B.C. homeowners are being urged to take steps to prepare for the possibility of a flood by moving equipment and other assets to higher ground. (J.R. Rardon)
‘Entire province faces risk’: B.C. citizens urged to prepare for above-average spring flooding

Larger-than-normal melting snowpack poses a threat to the province as warmer weather touches down

Vancouver-based Doubleview Gold Corp. is developing claims in an area north of Telegraph Creek that occupies an important place in Tahltan oral histories, said Chad Norman Day, president of the Tahltan Central Government. (THE CANADIAN PRESS/HO)
B.C. Indigenous nation opposes mineral exploration in culturally sensitive area

There’s “no way” the Tahltan would ever support a mine there, says Chad Norman Day, president of its central government

Stz’uminus Elder George Harris, Ladysmith Mayor Aaron Stone, and Stz’uminus Chief Roxanne Harris opened the ceremony. (Cole Schisler photo)
Symbolic red dresses rehung along B.C. highway after vandals tore them down
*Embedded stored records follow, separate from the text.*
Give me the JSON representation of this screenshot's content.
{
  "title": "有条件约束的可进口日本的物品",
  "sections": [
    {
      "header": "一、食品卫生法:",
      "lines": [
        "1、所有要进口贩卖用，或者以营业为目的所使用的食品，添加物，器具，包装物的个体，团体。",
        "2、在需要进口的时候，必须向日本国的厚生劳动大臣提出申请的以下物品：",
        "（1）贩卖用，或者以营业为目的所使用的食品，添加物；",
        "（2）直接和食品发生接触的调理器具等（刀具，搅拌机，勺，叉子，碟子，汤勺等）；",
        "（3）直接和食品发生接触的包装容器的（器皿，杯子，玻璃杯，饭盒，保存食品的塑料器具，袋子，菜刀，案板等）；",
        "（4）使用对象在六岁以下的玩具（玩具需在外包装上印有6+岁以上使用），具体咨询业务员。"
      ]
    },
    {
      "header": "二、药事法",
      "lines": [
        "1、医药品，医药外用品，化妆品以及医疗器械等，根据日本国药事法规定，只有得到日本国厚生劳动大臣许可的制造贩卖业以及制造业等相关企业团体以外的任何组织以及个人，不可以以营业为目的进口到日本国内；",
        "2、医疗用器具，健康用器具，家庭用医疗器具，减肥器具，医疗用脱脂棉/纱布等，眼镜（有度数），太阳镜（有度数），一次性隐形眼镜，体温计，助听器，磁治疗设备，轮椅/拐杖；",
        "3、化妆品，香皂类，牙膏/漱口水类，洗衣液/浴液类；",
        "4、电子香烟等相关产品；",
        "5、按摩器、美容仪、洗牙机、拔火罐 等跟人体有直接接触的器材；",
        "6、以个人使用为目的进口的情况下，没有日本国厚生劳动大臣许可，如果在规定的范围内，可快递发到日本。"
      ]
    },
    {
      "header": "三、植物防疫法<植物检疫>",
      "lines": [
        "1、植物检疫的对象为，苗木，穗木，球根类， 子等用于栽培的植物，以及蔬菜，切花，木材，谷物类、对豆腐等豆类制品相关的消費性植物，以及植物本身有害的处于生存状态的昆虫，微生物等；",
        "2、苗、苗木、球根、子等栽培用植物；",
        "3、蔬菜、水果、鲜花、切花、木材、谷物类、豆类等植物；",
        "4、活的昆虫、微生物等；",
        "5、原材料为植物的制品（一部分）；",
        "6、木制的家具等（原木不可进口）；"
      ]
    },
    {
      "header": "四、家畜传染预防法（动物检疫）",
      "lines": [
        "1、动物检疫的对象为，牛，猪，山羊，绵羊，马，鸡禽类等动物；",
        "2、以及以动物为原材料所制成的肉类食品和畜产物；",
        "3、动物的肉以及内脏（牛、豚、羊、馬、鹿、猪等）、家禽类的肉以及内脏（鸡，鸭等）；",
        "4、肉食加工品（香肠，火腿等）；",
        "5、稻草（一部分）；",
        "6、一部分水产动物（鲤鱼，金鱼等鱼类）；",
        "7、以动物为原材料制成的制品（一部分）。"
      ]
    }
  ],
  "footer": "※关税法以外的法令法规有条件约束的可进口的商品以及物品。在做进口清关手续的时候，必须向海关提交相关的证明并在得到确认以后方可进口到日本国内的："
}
Leaders from Stz’uminus First Nation and the Town of Ladysmith hung new dresses on Sat. April 17

A Western toadlet crosses the centre line of Elk View Road in Chilliwack on Aug. 26, 2010. A tunnel underneath the road has since been installed to help them migrate cross the road. Saturday, April 24 is Save the Frogs Day. (Jenna Hauck/ Progress File)
Unofficial holidays: Here’s what people are celebrating for the week of April 18 to 24

Save the Frogs Day, Love Your Thighs Day and Scream Day are all coming up this week

Most Read